Sure. Note that you can drive a port with a current source rather than a voltage source. This might make some of your work easier, not having to fiddle about with voltage dividers and determining the input current separately.Calculate the characteristic impedance (Z0) of the two port network shown below:
In this example :
R1 = 40 ohm
R2 = 40 ohm
R3 = 20 ohm
V1 = I1 (R1+R2)
Then, Z11 = V1/I1 = R1+R3 = 40+20 = 60 ohm
V2 = V1 (R3 / R1+R3) = I1 (R3+ R1) (R3 / (R1+R3)) = I1 R3
Then, Z21 = V2 / I1 = R3 = 20 ohm
Am I correct so far?
The part in red is incorrect. You have Zor = sqrt(Zoc) + ZscI found the way to calculate T network, where Zor is a characteristic impedance
Zoc= R1 + R2 = 40 + 20 = 60Ω

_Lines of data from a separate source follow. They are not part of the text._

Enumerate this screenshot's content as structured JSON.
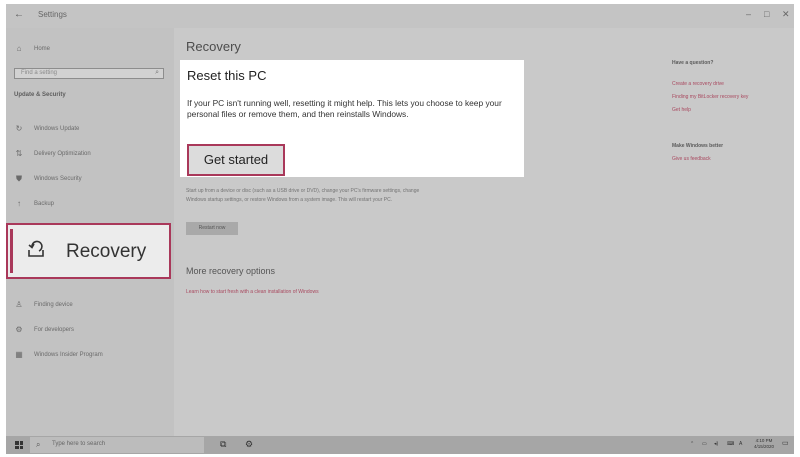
{
  "window": {
    "title": "Settings",
    "back_glyph": "←",
    "minimize_glyph": "–",
    "maximize_glyph": "□",
    "close_glyph": "✕"
  },
  "sidebar": {
    "home_label": "Home",
    "search_placeholder": "Find a setting",
    "section_label": "Update & Security",
    "items": [
      {
        "label": "Windows Update",
        "icon": "refresh-icon",
        "glyph": "↻"
      },
      {
        "label": "Delivery Optimization",
        "icon": "delivery-icon",
        "glyph": "⇅"
      },
      {
        "label": "Windows Security",
        "icon": "shield-icon",
        "glyph": "⛊"
      },
      {
        "label": "Backup",
        "icon": "backup-icon",
        "glyph": "↑"
      },
      {
        "label": "Recovery",
        "icon": "recovery-icon",
        "glyph": ""
      },
      {
        "label": "Finding device",
        "icon": "person-icon",
        "glyph": "♙"
      },
      {
        "label": "For developers",
        "icon": "developer-icon",
        "glyph": "⚙"
      },
      {
        "label": "Windows Insider Program",
        "icon": "insider-icon",
        "glyph": "▦"
      }
    ]
  },
  "main": {
    "page_title": "Recovery",
    "reset": {
      "heading": "Reset this PC",
      "description": "If your PC isn't running well, resetting it might help. This lets you choose to keep your personal files or remove them, and then reinstalls Windows.",
      "button_label": "Get started"
    },
    "advanced": {
      "description": "Start up from a device or disc (such as a USB drive or DVD), change your PC's firmware settings, change Windows startup settings, or restore Windows from a system image. This will restart your PC.",
      "button_label": "Restart now"
    },
    "more": {
      "title": "More recovery options",
      "link": "Learn how to start fresh with a clean installation of Windows"
    }
  },
  "right_column": {
    "question_heading": "Have a question?",
    "links": [
      "Create a recovery drive",
      "Finding my BitLocker recovery key",
      "Get help"
    ],
    "better_heading": "Make Windows better",
    "feedback_link": "Give us feedback"
  },
  "taskbar": {
    "search_placeholder": "Type here to search",
    "time": "4:10 PM",
    "date": "4/15/2020"
  },
  "colors": {
    "highlight": "#a9385a",
    "link": "#a94a60"
  }
}
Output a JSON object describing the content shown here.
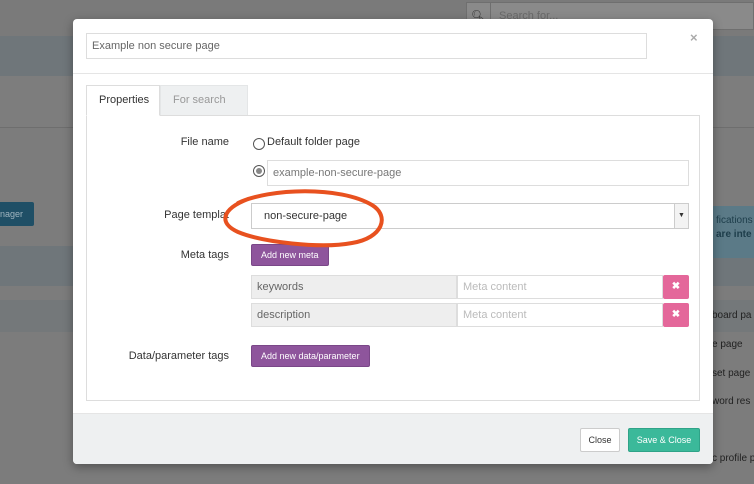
{
  "background": {
    "search_placeholder": "Search for...",
    "manager_button": "nager",
    "info_line1": "fications",
    "info_line2": "are inte",
    "right_list": [
      "board pa",
      "e page",
      "set page",
      "word res",
      "c profile p"
    ]
  },
  "modal": {
    "title_value": "Example non secure page",
    "close_glyph": "×",
    "tabs": [
      {
        "label": "Properties",
        "active": true
      },
      {
        "label": "For search",
        "active": false
      }
    ],
    "file_name": {
      "label": "File name",
      "option_default": "Default folder page",
      "custom_value": "example-non-secure-page",
      "selected": "custom"
    },
    "page_template": {
      "label": "Page templat",
      "selected": "non-secure-page"
    },
    "meta_tags": {
      "label": "Meta tags",
      "add_button": "Add new meta",
      "rows": [
        {
          "key": "keywords",
          "content_placeholder": "Meta content"
        },
        {
          "key": "description",
          "content_placeholder": "Meta content"
        }
      ],
      "delete_glyph": "✖"
    },
    "data_tags": {
      "label": "Data/parameter tags",
      "add_button": "Add new data/parameter"
    },
    "footer": {
      "close_button": "Close",
      "save_button": "Save & Close"
    }
  },
  "colors": {
    "purple": "#8e559c",
    "teal": "#3bb99a",
    "pink": "#e4679a",
    "annotation": "#e8511f"
  }
}
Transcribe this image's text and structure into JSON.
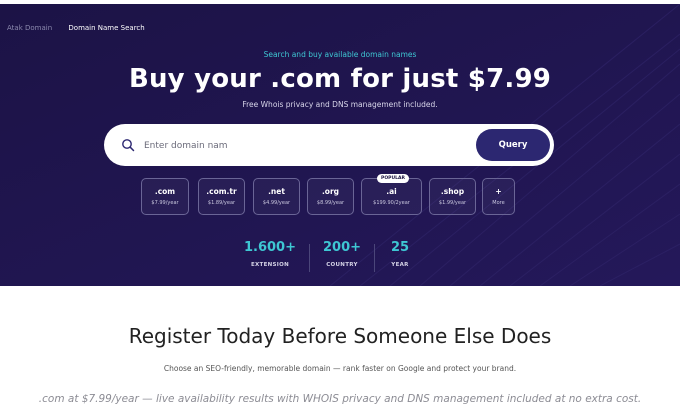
{
  "breadcrumb": {
    "home": "Atak Domain",
    "current": "Domain Name Search"
  },
  "hero": {
    "kicker": "Search and buy available domain names",
    "headline": "Buy your .com for just $7.99",
    "description": "Free Whois privacy and DNS management included."
  },
  "search": {
    "placeholder": "Enter domain nam",
    "button_label": "Query"
  },
  "tlds": [
    {
      "name": ".com",
      "price": "$7.99/year"
    },
    {
      "name": ".com.tr",
      "price": "$1.89/year"
    },
    {
      "name": ".net",
      "price": "$4.99/year"
    },
    {
      "name": ".org",
      "price": "$8.99/year"
    },
    {
      "name": ".ai",
      "price": "$199.90/2year",
      "badge": "POPULAR"
    },
    {
      "name": ".shop",
      "price": "$1.99/year"
    },
    {
      "name": "+",
      "price": "More"
    }
  ],
  "stats": [
    {
      "value": "1.600+",
      "label": "EXTENSION"
    },
    {
      "value": "200+",
      "label": "COUNTRY"
    },
    {
      "value": "25",
      "label": "YEAR"
    }
  ],
  "section": {
    "title": "Register Today Before Someone Else Does",
    "subtitle": "Choose an SEO-friendly, memorable domain — rank faster on Google and protect your brand.",
    "note": ".com at $7.99/year — live availability results with WHOIS privacy and DNS management included at no extra cost."
  },
  "colors": {
    "hero_bg": "#1a1240",
    "accent_teal": "#3ec7d3",
    "button_bg": "#2c2771"
  }
}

Zso = (R1 * R2 ) /( R1 + R2 ) + R1
Zso= (40 + 20) / (40+ 20 ) + 40
Zso= 800/ 60 + 40 = 13.333+ 40 = 53.333Ω
Zor= √ Zoc Zsc = √60 + 53.333= √ 113.333 = 10.645 Ω
I hope im on right path this time